Scan the records for "data". Report each line that includes it.

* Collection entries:
= = = =

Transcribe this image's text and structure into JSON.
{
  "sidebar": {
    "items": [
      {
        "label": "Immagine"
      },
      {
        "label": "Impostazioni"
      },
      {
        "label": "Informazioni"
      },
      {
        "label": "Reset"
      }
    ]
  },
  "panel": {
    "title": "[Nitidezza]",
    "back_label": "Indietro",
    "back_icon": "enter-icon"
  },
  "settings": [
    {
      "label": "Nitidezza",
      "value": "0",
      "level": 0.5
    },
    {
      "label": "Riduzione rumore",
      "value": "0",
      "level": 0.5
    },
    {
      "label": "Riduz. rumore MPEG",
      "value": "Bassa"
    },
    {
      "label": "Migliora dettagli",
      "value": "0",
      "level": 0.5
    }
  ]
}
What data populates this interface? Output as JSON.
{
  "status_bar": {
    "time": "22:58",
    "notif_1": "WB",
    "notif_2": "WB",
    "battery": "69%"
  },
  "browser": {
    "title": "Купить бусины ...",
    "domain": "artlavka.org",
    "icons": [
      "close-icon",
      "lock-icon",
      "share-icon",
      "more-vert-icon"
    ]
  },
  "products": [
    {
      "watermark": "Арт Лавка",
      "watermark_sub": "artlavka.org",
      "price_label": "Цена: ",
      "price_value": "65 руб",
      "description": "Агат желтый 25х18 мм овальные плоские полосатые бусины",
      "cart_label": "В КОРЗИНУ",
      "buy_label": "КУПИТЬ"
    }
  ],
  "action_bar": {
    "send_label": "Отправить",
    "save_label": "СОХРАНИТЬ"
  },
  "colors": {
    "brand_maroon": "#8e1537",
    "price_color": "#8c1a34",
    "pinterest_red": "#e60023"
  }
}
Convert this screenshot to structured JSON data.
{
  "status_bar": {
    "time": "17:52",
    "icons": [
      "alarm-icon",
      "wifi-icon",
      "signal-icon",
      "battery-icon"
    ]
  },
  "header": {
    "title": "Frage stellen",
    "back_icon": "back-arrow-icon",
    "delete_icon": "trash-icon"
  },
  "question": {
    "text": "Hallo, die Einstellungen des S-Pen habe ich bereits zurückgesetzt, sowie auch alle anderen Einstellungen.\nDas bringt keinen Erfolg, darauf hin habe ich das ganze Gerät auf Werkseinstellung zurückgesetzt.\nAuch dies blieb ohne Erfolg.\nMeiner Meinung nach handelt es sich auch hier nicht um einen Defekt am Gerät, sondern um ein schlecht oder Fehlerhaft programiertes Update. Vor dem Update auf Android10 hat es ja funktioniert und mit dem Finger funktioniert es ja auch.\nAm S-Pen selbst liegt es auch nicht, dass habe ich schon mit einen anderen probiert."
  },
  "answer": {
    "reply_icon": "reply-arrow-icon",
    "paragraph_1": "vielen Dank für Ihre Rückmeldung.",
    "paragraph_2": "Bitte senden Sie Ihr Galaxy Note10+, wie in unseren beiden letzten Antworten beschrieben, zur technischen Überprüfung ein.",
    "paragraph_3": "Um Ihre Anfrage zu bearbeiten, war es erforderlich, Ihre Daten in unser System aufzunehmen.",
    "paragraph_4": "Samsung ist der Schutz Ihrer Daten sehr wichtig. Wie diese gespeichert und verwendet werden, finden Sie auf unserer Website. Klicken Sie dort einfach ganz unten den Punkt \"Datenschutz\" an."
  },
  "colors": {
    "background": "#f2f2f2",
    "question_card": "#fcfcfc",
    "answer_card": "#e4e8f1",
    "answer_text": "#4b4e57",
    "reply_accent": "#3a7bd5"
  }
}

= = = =

* WRITTEN RESPONSE:
What data populates this interface? Output as JSON.
Convert this screenshot to structured JSON data.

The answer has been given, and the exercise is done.